Inside a badly damaged copy of Straparola’s 16th–century work, Piacevoli Notti, acquired in a Florentine antique shop in 2010, an inscription is found, attributing ownership to a certain Angelica Baldachini. The discovery sets in motion a series of inquiries, deploying knowledge about calligraphy, orthography, linguistics, dialectology and the socio-psychology of writing, to reveal the person behind the name. Focusing as much on the possible owner as upon the thing owned, Angelica’s Book examines the genesis of the Piacevoli Notti and its many editions, including the one in question. The intertwined stories of the book and its owner are set against the backdrop of a Renaissance world, still imperfectly understood, in which literature and reading were subject to regimes of control; and the new information throws aspects of this world into further relief, especially in regard to women’s involvement with reading, books and knowledge. The inquiry yields unexpected insights concerning the logic of accidental discovery, the nature of evidence, and the mission of the humanities in a time of global crisis.

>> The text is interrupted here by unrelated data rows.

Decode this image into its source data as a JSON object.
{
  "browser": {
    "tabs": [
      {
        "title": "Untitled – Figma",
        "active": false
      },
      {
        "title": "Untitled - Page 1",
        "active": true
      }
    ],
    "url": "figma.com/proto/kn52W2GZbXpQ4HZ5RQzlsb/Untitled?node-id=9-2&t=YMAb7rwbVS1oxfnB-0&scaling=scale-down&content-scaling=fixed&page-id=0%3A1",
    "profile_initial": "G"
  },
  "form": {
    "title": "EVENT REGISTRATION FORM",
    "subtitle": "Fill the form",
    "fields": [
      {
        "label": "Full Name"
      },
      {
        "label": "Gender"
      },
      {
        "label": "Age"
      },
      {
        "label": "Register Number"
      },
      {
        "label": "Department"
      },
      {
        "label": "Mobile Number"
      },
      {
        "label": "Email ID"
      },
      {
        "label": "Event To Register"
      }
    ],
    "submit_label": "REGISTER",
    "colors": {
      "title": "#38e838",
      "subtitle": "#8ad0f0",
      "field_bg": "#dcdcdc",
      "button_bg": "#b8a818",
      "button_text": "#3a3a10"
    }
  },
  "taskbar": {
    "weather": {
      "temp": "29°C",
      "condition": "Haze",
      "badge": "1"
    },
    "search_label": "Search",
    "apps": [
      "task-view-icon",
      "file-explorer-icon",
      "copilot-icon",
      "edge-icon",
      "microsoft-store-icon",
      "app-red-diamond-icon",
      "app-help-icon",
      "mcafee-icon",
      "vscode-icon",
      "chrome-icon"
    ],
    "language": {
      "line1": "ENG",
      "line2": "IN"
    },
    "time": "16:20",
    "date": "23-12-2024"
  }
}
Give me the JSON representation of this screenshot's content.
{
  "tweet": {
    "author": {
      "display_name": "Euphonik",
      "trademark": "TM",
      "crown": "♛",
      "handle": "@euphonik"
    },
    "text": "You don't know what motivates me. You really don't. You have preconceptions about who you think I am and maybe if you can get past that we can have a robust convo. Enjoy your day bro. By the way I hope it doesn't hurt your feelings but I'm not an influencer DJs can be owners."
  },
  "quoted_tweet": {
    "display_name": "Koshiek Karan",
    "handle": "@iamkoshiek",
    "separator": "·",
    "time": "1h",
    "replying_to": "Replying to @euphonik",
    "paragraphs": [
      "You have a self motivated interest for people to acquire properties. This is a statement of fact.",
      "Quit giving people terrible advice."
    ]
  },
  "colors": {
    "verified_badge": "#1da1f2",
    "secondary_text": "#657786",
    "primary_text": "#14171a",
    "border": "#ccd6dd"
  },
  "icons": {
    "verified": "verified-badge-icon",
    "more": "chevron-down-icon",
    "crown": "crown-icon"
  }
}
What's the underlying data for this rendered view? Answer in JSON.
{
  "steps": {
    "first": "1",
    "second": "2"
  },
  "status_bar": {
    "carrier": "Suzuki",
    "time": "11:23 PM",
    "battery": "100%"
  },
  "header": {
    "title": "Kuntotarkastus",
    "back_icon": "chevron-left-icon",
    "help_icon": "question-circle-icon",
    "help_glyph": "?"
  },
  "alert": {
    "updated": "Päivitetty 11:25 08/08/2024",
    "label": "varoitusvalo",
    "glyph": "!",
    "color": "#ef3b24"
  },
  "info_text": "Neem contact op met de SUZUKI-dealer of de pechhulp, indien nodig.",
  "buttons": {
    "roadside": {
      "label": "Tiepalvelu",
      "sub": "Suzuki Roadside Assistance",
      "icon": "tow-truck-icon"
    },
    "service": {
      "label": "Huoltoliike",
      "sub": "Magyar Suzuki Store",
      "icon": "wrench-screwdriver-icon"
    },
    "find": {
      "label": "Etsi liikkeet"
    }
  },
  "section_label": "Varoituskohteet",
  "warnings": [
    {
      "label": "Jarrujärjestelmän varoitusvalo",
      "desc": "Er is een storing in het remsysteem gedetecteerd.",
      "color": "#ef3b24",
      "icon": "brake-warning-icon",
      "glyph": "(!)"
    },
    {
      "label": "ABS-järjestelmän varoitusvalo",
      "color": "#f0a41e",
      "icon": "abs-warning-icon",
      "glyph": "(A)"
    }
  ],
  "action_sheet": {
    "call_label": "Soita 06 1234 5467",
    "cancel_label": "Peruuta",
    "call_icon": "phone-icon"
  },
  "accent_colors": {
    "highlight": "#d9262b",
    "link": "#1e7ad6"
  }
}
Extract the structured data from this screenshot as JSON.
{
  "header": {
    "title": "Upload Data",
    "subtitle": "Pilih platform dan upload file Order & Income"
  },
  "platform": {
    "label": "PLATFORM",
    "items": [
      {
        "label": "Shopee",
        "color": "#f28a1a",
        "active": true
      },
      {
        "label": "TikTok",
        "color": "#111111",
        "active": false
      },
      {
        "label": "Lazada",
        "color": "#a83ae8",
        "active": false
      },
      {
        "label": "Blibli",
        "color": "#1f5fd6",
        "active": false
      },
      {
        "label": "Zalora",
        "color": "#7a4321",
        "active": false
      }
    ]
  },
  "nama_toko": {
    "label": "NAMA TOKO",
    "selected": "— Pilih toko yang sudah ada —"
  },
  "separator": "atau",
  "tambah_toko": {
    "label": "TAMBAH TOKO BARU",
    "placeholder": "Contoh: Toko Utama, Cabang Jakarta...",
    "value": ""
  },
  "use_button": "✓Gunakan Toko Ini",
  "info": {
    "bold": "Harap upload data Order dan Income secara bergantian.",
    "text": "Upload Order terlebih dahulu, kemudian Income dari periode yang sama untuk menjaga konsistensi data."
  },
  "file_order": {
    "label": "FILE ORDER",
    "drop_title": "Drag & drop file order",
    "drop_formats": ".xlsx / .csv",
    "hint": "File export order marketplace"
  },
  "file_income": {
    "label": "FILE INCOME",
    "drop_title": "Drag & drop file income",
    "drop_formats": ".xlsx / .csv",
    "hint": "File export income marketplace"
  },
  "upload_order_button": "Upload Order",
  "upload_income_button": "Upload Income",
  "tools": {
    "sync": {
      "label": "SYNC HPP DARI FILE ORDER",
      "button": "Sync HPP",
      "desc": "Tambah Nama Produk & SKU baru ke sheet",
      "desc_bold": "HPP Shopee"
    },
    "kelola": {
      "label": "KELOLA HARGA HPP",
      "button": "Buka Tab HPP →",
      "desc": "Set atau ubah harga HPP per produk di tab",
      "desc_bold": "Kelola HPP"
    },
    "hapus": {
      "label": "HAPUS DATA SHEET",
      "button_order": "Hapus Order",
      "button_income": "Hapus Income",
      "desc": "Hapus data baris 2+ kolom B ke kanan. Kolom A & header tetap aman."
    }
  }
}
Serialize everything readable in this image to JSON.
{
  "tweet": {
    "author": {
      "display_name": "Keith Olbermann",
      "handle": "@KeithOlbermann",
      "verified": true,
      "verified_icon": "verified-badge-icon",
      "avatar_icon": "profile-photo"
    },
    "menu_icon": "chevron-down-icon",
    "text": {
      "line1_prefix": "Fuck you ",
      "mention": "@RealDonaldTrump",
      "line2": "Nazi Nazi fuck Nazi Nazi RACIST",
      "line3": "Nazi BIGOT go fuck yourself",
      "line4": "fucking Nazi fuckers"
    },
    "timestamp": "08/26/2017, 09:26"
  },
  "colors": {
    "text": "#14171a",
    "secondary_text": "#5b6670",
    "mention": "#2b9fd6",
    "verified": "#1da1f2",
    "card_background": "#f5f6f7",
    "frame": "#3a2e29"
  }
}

Angelica’s Book and the World of Reading in Late Renaissance Italy is a thought-provoking read for any scholar of early modern Europe and its culture.